Cascading Style Sheets are a set of rules that govern the display of the document through a web browser. The rules simply are lines of command codes that tell the browser how to display the information.  It is crucial with CSS to get the syntax of the command lines correct to keep any frustrating errors from popping up.

What does a rule look like?

The SELECTOR selects (determines) which HTML element you’re working with. HTML elements are common tags like <body>, <H1>, <p>.  Often the selector is referred to as an element selector or a type selector.

 The DECLARATION tells the browser what to do with the Selected element. It consists of two parts:

 The PROPERTY, which identifies which attribute like font type, size and color, for example, is called into play.

 The VALUE, determines how the attribute works, in other words it causes the action that changes the font type, size and color to what the property asks for.

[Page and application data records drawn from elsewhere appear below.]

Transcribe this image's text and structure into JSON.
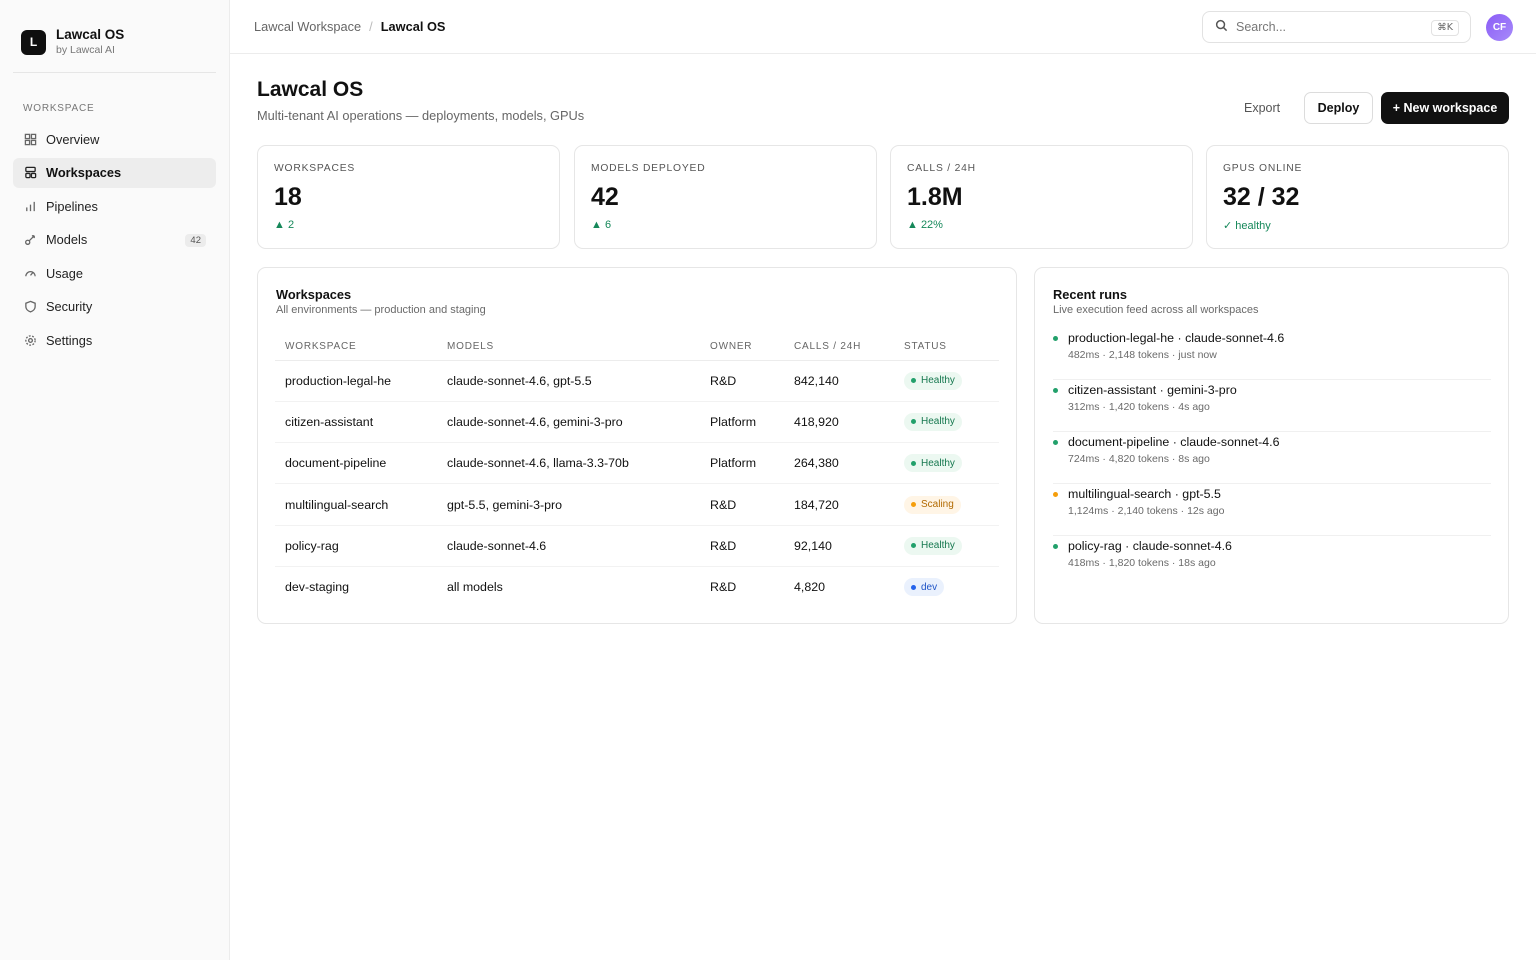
{
  "brand": {
    "logo_letter": "L",
    "name": "Lawcal OS",
    "sub": "by Lawcal AI"
  },
  "sidebar": {
    "section_label": "WORKSPACE",
    "items": [
      {
        "label": "Overview",
        "icon": "grid-icon"
      },
      {
        "label": "Workspaces",
        "icon": "workspaces-icon",
        "active": true
      },
      {
        "label": "Pipelines",
        "icon": "bar-chart-icon"
      },
      {
        "label": "Models",
        "icon": "model-icon",
        "badge": "42"
      },
      {
        "label": "Usage",
        "icon": "gauge-icon"
      },
      {
        "label": "Security",
        "icon": "shield-icon"
      },
      {
        "label": "Settings",
        "icon": "gear-icon"
      }
    ]
  },
  "topbar": {
    "breadcrumb": {
      "parent": "Lawcal Workspace",
      "separator": "/",
      "current": "Lawcal OS"
    },
    "search": {
      "placeholder": "Search...",
      "shortcut": "⌘K"
    },
    "avatar_initials": "CF"
  },
  "header": {
    "title": "Lawcal OS",
    "subtitle": "Multi-tenant AI operations — deployments, models, GPUs",
    "actions": {
      "export": "Export",
      "deploy": "Deploy",
      "new_workspace": "+ New workspace"
    }
  },
  "stats": [
    {
      "label": "WORKSPACES",
      "value": "18",
      "delta": "▲ 2"
    },
    {
      "label": "MODELS DEPLOYED",
      "value": "42",
      "delta": "▲ 6"
    },
    {
      "label": "CALLS / 24H",
      "value": "1.8M",
      "delta": "▲ 22%"
    },
    {
      "label": "GPUS ONLINE",
      "value": "32 / 32",
      "delta": "✓ healthy"
    }
  ],
  "workspaces_panel": {
    "title": "Workspaces",
    "subtitle": "All environments — production and staging",
    "columns": [
      "WORKSPACE",
      "MODELS",
      "OWNER",
      "CALLS / 24H",
      "STATUS"
    ],
    "rows": [
      {
        "workspace": "production-legal-he",
        "models": "claude-sonnet-4.6, gpt-5.5",
        "owner": "R&D",
        "calls": "842,140",
        "status": "Healthy",
        "status_kind": "ok"
      },
      {
        "workspace": "citizen-assistant",
        "models": "claude-sonnet-4.6, gemini-3-pro",
        "owner": "Platform",
        "calls": "418,920",
        "status": "Healthy",
        "status_kind": "ok"
      },
      {
        "workspace": "document-pipeline",
        "models": "claude-sonnet-4.6, llama-3.3-70b",
        "owner": "Platform",
        "calls": "264,380",
        "status": "Healthy",
        "status_kind": "ok"
      },
      {
        "workspace": "multilingual-search",
        "models": "gpt-5.5, gemini-3-pro",
        "owner": "R&D",
        "calls": "184,720",
        "status": "Scaling",
        "status_kind": "warn"
      },
      {
        "workspace": "policy-rag",
        "models": "claude-sonnet-4.6",
        "owner": "R&D",
        "calls": "92,140",
        "status": "Healthy",
        "status_kind": "ok"
      },
      {
        "workspace": "dev-staging",
        "models": "all models",
        "owner": "R&D",
        "calls": "4,820",
        "status": "dev",
        "status_kind": "info"
      }
    ]
  },
  "runs_panel": {
    "title": "Recent runs",
    "subtitle": "Live execution feed across all workspaces",
    "runs": [
      {
        "title": "production-legal-he · claude-sonnet-4.6",
        "meta": "482ms · 2,148 tokens · just now",
        "status_kind": "ok"
      },
      {
        "title": "citizen-assistant · gemini-3-pro",
        "meta": "312ms · 1,420 tokens · 4s ago",
        "status_kind": "ok"
      },
      {
        "title": "document-pipeline · claude-sonnet-4.6",
        "meta": "724ms · 4,820 tokens · 8s ago",
        "status_kind": "ok"
      },
      {
        "title": "multilingual-search · gpt-5.5",
        "meta": "1,124ms · 2,140 tokens · 12s ago",
        "status_kind": "warn"
      },
      {
        "title": "policy-rag · claude-sonnet-4.6",
        "meta": "418ms · 1,820 tokens · 18s ago",
        "status_kind": "ok"
      }
    ]
  },
  "colors": {
    "ok": "#22a06b",
    "warn": "#f59e0b",
    "info": "#2563eb",
    "accent": "#111111",
    "avatar": "#8b5cf6"
  }
}
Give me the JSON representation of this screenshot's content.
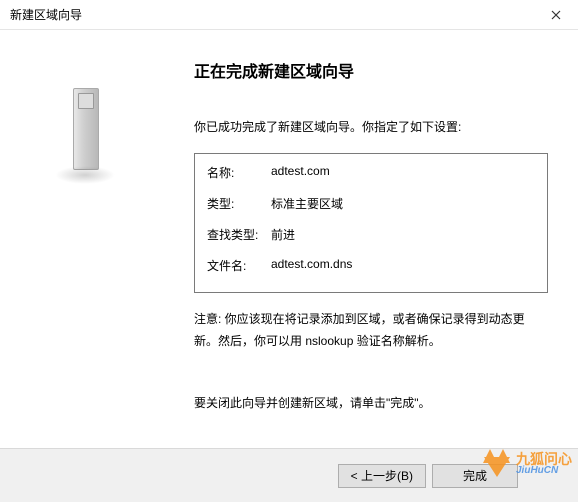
{
  "titlebar": {
    "title": "新建区域向导",
    "close_aria": "Close"
  },
  "content": {
    "heading": "正在完成新建区域向导",
    "intro": "你已成功完成了新建区域向导。你指定了如下设置:",
    "settings": {
      "name_label": "名称:",
      "name_value": "adtest.com",
      "type_label": "类型:",
      "type_value": "标准主要区域",
      "lookup_label": "查找类型:",
      "lookup_value": "前进",
      "file_label": "文件名:",
      "file_value": "adtest.com.dns"
    },
    "note": "注意: 你应该现在将记录添加到区域，或者确保记录得到动态更新。然后，你可以用 nslookup 验证名称解析。",
    "instruction": "要关闭此向导并创建新区域，请单击\"完成\"。"
  },
  "footer": {
    "back_label": "< 上一步(B)",
    "finish_label": "完成"
  },
  "watermark": {
    "cn": "九狐问心",
    "en": "JiuHuCN"
  }
}
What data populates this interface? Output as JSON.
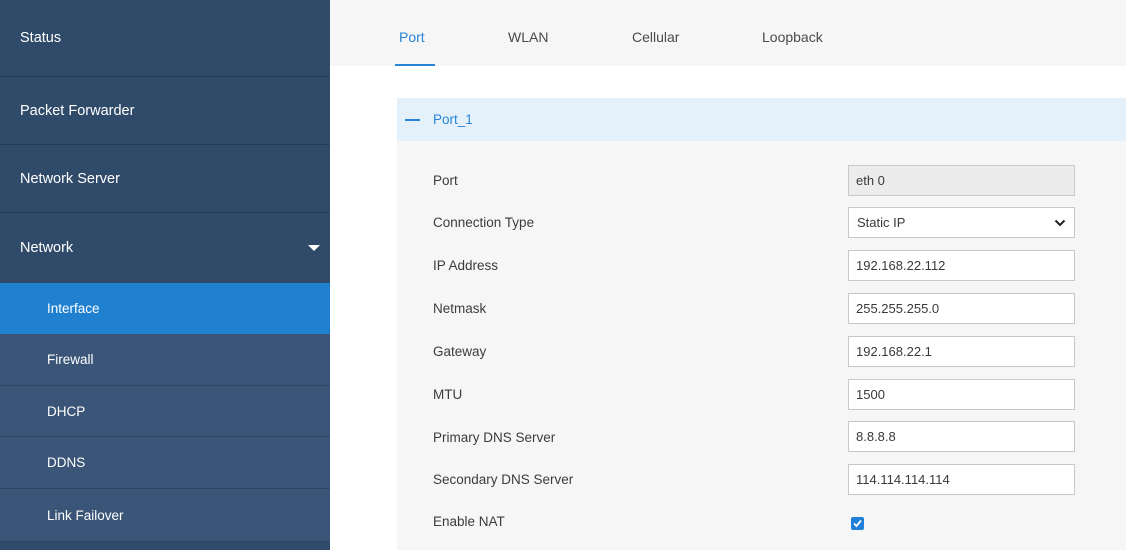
{
  "sidebar": {
    "items": [
      {
        "label": "Status"
      },
      {
        "label": "Packet Forwarder"
      },
      {
        "label": "Network Server"
      },
      {
        "label": "Network"
      }
    ],
    "network_sub": [
      {
        "label": "Interface",
        "active": true
      },
      {
        "label": "Firewall"
      },
      {
        "label": "DHCP"
      },
      {
        "label": "DDNS"
      },
      {
        "label": "Link Failover"
      }
    ]
  },
  "tabs": [
    {
      "label": "Port",
      "active": true
    },
    {
      "label": "WLAN"
    },
    {
      "label": "Cellular"
    },
    {
      "label": "Loopback"
    }
  ],
  "section": {
    "title": "Port_1"
  },
  "form": {
    "port": {
      "label": "Port",
      "value": "eth 0"
    },
    "connection_type": {
      "label": "Connection Type",
      "value": "Static IP"
    },
    "ip_address": {
      "label": "IP Address",
      "value": "192.168.22.112"
    },
    "netmask": {
      "label": "Netmask",
      "value": "255.255.255.0"
    },
    "gateway": {
      "label": "Gateway",
      "value": "192.168.22.1"
    },
    "mtu": {
      "label": "MTU",
      "value": "1500"
    },
    "primary_dns": {
      "label": "Primary DNS Server",
      "value": "8.8.8.8"
    },
    "secondary_dns": {
      "label": "Secondary DNS Server",
      "value": "114.114.114.114"
    },
    "enable_nat": {
      "label": "Enable NAT",
      "checked": true
    }
  },
  "colors": {
    "sidebar_bg": "#304a6a",
    "sidebar_sub_bg": "#3a5577",
    "active_item": "#2080d0",
    "accent": "#2784d6"
  }
}
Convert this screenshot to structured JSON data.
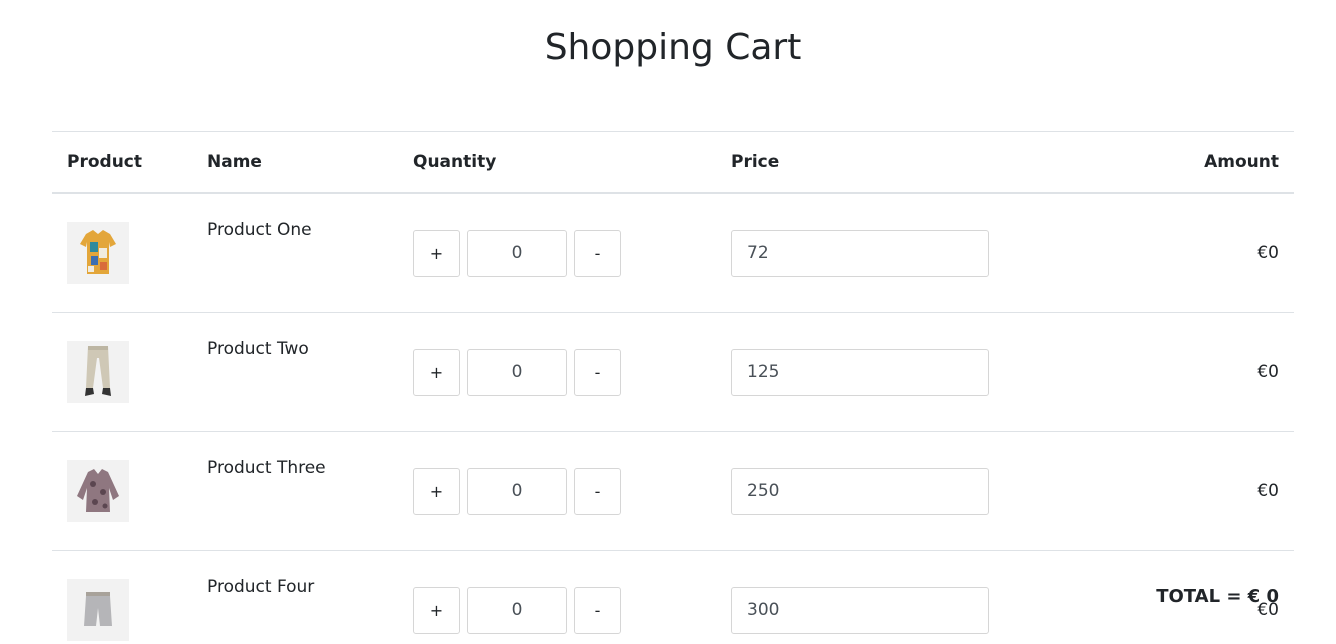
{
  "page": {
    "title": "Shopping Cart"
  },
  "table": {
    "headers": {
      "product": "Product",
      "name": "Name",
      "quantity": "Quantity",
      "price": "Price",
      "amount": "Amount"
    },
    "rows": [
      {
        "name": "Product One",
        "quantity": "0",
        "price": "72",
        "amount": "€0",
        "image": "colorful-shirt-image"
      },
      {
        "name": "Product Two",
        "quantity": "0",
        "price": "125",
        "amount": "€0",
        "image": "beige-pants-image"
      },
      {
        "name": "Product Three",
        "quantity": "0",
        "price": "250",
        "amount": "€0",
        "image": "patterned-blouse-image"
      },
      {
        "name": "Product Four",
        "quantity": "0",
        "price": "300",
        "amount": "€0",
        "image": "grey-shorts-image"
      }
    ],
    "increment_label": "+",
    "decrement_label": "-"
  },
  "total": {
    "label": "TOTAL = € 0"
  }
}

A declaration is always signaled by  a { bracket and is ended with a closing }.

A property is separated by a : and a ; ends each declaration.

An example of a Declaration:

Why does the code look like this? Browser can read the code in single lines or in staggered lines like the example above. The reason for the staggered line is so our eyes can more easily catch silly errors that can end up costing valuable programming time.

Ok, so you're thinking that you could get the same result by just tagging <H1> each with <font color="blue" face="arial">. You could, but what if you have a 20 page site and you want to change the from blue to orange. With one simple change you can change the entire site, and quickly change it back if you hate the new look. That's the beauty of CSS.

Style Sheets